There was no word on that in the Plan. But don’t blame this Government or generation of civil servants. It’s deep in our political culture. It was even worse from the late-1980s to the early-1990s when a tiny group of politicians, civil servants and business leaders rammed through economic reforms. The fundamental changes were urgently needed. But some dysfunctional processes and damaging decisions forced heavy collateral costs on people and the economy. Ultimately, they denied us some of the gains we would have otherwise made from reforms.
We are now at an even more critical juncture in our history. There is just enough time left for the government (politicians and civil servants) to radically change their culture so they work collaboratively with the rest of society. Then together we can grow this skeletal Plan into a powerful driver of transformation.
Two other crucial players have to change their cultures too if they want to play constructive roles.
National, in all its utterings on climate over the years, has clearly shown it has no idea of how effective climate action works abroad in politics or business. For example, Chris Luxon, National’s leader, branded as corporate welfare the Plan’s public investment to help some companies take big technology leaps to reduce their emissions and increase their competitiveness. He said they can well afford to make those investments themselves.
He would have known as a recent chief executive of Air New Zealand and a former executive of Unilever (one of the world’s corporate leaders on climate) that was utterly untrue. Business-as-usual absolutely won’t deliver transformations such as Sustainable Aviation Fuel. Yet he still indulged in that cheap, facile political lie.
If Luxon wants to know what all-stakeholder action on a gnarly climate issues looks like, he should spend 5 minutes looking at the UK Jet Zero Council website. Every participant in the supply chain from fuel companies to airlines, and the relevant minister plus airports and others in between, is represented. Together they are working on building fast a string of SAF plants in the UK at around US$1 billion a piece.
The other player is Fonterra, which with its farmer-shareholder-suppliers is completely responsible for some 20 percent of our entire economy’s emissions. Its complete silence on the Plan spoke volumes. It wouldn’t even be bothered to say ‘thank you’ for $710 million from taxpayers over the next four years for a new Centre for Climate Action on Agricultural Emissions.

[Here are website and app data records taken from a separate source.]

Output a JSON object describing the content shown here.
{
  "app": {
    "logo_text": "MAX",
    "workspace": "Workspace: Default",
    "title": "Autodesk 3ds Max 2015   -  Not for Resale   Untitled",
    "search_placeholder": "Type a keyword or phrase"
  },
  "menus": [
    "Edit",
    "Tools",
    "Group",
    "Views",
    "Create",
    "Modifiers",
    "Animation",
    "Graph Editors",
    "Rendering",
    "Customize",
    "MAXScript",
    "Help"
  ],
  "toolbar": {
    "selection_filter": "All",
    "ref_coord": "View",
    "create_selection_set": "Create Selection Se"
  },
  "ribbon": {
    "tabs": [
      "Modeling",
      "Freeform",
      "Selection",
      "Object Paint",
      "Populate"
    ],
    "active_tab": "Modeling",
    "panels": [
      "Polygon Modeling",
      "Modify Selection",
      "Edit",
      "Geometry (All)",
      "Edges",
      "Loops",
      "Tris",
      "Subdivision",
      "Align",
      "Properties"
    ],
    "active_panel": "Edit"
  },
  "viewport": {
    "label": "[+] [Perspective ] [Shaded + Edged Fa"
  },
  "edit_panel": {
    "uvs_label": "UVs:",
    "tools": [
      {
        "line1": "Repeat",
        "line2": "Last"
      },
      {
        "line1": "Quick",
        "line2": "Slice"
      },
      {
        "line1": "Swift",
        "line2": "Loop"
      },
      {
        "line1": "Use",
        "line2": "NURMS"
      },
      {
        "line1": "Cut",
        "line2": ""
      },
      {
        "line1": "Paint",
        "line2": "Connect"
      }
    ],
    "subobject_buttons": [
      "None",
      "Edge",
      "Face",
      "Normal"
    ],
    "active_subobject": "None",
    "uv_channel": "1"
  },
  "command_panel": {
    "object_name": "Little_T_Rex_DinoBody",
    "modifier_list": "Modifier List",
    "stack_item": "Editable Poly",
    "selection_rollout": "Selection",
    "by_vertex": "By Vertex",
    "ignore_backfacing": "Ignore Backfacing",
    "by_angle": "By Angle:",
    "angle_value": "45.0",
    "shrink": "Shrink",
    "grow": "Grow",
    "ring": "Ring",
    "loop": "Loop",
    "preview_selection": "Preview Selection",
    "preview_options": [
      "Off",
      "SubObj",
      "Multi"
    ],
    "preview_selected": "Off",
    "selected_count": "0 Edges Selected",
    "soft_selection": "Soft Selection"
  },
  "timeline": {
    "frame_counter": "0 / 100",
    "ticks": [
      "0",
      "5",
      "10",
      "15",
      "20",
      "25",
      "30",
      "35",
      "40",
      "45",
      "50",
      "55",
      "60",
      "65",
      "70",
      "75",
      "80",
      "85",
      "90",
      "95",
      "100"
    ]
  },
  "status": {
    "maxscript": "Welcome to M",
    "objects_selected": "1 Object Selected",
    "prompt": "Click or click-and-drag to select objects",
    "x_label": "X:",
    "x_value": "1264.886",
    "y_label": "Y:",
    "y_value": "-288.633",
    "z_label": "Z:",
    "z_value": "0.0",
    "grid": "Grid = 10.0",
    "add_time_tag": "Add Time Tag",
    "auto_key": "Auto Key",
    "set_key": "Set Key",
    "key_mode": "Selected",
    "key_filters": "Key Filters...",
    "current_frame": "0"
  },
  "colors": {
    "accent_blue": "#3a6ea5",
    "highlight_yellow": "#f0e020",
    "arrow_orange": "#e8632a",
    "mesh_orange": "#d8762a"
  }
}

That was no surprise since Fonterra has zero credibility on climate. It still refuses, for example, to set goals for reducing its own emissions of methane, one of the most potent of greenhouse gases. If it doesn’t cut them New Zealand will fail to meet its international climate commitments. That would do untold damage to our reputation and economy. And to the business of Fonterra and its farmers too.
Likewise the few lukewarm responses from elsewhere in the farming sector showed they still believe they are the best in the world, and they have loads of time yet to gradually clean up their act.
Clearly, they are unaware of many examples of climate leadership around the world by farmers, food companies, such as Nestlé, Fonterra’s largest customer, and new food tech companies such as Mosa Meat in the Netherlands.
So, a Plan, a Budget…and massive, urgent work for us all.